 Roger Caffin (rcaffin) - BPL Staff - MLife Locale: Wollemi & Kosciusko NPs, Europe Re: Re: Re: Re: Re: Re: Power output with inverted canister on 04/11/2013 16:05:43 MDT Hi Jim> > So there should be very little difference in peak power between inverted and> > non-inverted canister operation, as long as the canister is warm enough.> You're saying that all I need to do is just open up the valve further, and I'll get> the same kind of high output? I should have added emphasis to the phrase 'peak power'. But since you probably never run at absolute peak power, you may not have seen this.Yes, when you invert a canister under typical conditions you will get a change in flame. That's because the mass flow rate through the needle valve changed when it switched from gas flow to liquid flow. Remember the 250:1 expansion from liquid to gas!If the hose presents a significant obstruction to the flow, then you may also get a difference due to that. Obviously you can get more mass down a partially blocked hose in liquid form than in gas form. Yeah, tricky.That SOTO video shows a flame decreasing as the canister cools. Any walker would simply open the valve a little more when this happens. Dead simple. The SOTO regulator does that for you. Well, big deal of course.Cheers Edited by rcaffin on 04/11/2013 16:09:26 MDT.
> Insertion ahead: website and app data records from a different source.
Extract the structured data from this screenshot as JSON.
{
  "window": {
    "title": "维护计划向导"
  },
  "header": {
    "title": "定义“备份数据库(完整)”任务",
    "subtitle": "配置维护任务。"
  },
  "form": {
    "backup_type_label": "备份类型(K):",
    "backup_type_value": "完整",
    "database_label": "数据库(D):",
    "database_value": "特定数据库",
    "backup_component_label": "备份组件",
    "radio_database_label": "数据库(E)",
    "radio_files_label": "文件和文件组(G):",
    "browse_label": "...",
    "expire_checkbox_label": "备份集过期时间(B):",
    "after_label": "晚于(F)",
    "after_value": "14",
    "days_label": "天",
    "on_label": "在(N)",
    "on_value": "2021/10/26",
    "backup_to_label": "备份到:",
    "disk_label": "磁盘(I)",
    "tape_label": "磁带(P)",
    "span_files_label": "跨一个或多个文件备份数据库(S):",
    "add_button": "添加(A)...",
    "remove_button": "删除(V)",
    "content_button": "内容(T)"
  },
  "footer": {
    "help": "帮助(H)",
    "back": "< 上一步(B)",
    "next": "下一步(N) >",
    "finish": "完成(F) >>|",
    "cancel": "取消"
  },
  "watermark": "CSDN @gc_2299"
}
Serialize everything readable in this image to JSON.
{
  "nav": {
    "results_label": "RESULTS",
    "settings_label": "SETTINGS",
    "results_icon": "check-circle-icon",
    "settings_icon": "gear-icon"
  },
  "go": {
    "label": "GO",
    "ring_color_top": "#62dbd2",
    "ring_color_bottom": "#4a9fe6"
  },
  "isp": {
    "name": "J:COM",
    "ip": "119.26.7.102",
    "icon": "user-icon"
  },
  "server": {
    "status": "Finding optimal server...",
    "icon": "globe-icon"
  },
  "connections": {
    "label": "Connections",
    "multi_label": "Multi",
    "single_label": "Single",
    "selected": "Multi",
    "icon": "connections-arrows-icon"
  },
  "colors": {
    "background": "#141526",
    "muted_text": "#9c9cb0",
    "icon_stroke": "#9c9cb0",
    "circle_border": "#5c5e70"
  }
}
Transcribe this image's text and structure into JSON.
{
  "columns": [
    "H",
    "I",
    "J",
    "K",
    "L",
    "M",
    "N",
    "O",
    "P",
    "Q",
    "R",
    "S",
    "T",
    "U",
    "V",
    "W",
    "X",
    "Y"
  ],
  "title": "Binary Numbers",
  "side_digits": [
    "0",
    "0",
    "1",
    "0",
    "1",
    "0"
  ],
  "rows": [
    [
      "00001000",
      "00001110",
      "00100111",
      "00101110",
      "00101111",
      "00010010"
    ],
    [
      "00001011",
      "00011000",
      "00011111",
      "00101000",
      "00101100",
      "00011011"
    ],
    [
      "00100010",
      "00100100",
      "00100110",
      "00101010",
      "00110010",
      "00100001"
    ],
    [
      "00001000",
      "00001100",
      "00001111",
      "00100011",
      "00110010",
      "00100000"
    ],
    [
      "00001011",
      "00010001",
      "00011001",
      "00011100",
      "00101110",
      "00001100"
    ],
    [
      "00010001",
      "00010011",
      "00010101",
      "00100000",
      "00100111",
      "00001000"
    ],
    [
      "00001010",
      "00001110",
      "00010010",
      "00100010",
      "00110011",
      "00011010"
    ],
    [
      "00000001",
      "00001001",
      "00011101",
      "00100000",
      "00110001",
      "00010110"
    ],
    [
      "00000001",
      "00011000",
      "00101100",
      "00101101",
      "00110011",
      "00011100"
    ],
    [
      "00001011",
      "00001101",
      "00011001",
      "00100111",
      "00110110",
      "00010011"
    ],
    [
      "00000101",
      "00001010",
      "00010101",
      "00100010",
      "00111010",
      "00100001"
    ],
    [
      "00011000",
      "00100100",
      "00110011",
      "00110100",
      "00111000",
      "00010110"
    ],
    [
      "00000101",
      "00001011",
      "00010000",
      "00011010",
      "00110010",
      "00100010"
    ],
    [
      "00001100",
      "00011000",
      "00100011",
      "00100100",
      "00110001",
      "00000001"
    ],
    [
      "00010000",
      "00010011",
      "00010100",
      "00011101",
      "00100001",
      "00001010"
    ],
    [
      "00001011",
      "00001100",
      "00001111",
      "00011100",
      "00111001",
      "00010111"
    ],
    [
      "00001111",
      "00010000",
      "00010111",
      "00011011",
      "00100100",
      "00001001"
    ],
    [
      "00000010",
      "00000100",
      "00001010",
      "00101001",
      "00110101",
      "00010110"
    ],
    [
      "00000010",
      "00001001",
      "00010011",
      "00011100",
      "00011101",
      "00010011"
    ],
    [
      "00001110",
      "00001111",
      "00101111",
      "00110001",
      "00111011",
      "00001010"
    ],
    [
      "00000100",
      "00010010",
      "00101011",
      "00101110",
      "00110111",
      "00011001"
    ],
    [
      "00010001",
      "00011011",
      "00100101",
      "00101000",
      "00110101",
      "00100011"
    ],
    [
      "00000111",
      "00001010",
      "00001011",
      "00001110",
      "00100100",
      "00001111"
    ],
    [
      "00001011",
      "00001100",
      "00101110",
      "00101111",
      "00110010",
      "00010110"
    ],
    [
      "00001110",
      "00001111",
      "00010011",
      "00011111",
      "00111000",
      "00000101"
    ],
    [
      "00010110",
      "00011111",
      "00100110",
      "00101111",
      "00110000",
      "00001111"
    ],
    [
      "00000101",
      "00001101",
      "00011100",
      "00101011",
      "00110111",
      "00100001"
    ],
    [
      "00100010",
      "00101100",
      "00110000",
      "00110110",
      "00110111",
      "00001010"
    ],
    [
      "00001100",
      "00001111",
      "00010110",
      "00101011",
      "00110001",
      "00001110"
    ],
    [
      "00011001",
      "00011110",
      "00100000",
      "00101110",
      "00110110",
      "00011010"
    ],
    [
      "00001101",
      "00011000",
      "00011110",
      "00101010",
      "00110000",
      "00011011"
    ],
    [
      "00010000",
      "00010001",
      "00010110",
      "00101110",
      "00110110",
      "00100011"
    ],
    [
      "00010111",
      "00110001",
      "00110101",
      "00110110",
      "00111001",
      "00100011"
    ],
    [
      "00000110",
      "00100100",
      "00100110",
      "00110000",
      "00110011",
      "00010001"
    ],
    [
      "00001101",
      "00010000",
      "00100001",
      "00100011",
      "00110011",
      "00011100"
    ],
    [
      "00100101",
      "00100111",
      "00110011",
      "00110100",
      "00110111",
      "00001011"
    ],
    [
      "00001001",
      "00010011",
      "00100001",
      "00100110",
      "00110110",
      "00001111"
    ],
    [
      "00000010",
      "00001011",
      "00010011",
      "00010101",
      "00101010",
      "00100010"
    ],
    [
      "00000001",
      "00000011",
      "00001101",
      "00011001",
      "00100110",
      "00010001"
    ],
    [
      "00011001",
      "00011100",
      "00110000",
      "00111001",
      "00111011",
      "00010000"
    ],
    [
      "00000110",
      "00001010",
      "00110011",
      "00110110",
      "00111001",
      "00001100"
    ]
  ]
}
 Hikin' Jim (hikin_jim) - MLife Locale: Orange County, CA, USA Re: Re: Re: Re: Re: Re: Re: Power output with inverted canister on 04/11/2013 20:00:06 MDT I still don't understand the interplay between the internal pressure within the canister, the pressure from expansion in the generator, and the higher mass flow through the valve. Perhaps a decent night's sleep will allow me to conceptualize it, but if anyone has a good illustrative analogy, I am all ears.HJAdventures In Stoving
 Jim W. (jimqpublic) - MLife Locale: So-Cal Canister stove jet vs. valve limiting flow? on 04/16/2013 13:16:01 MDT Obviously you want vapor going out the jet, not liquid, whether the canister is upright or inverted. The valve though will see liquid when the canister is inverted. I played around with a JetBoil Helios in the snow last weekend. It seems that the stove output increased quite a bit when inverting the canister, but that was at low valve openings. I presume that if we were at full throttle then the jet would be the limiting factor and the flow wouldn't change when inverting. Jim W.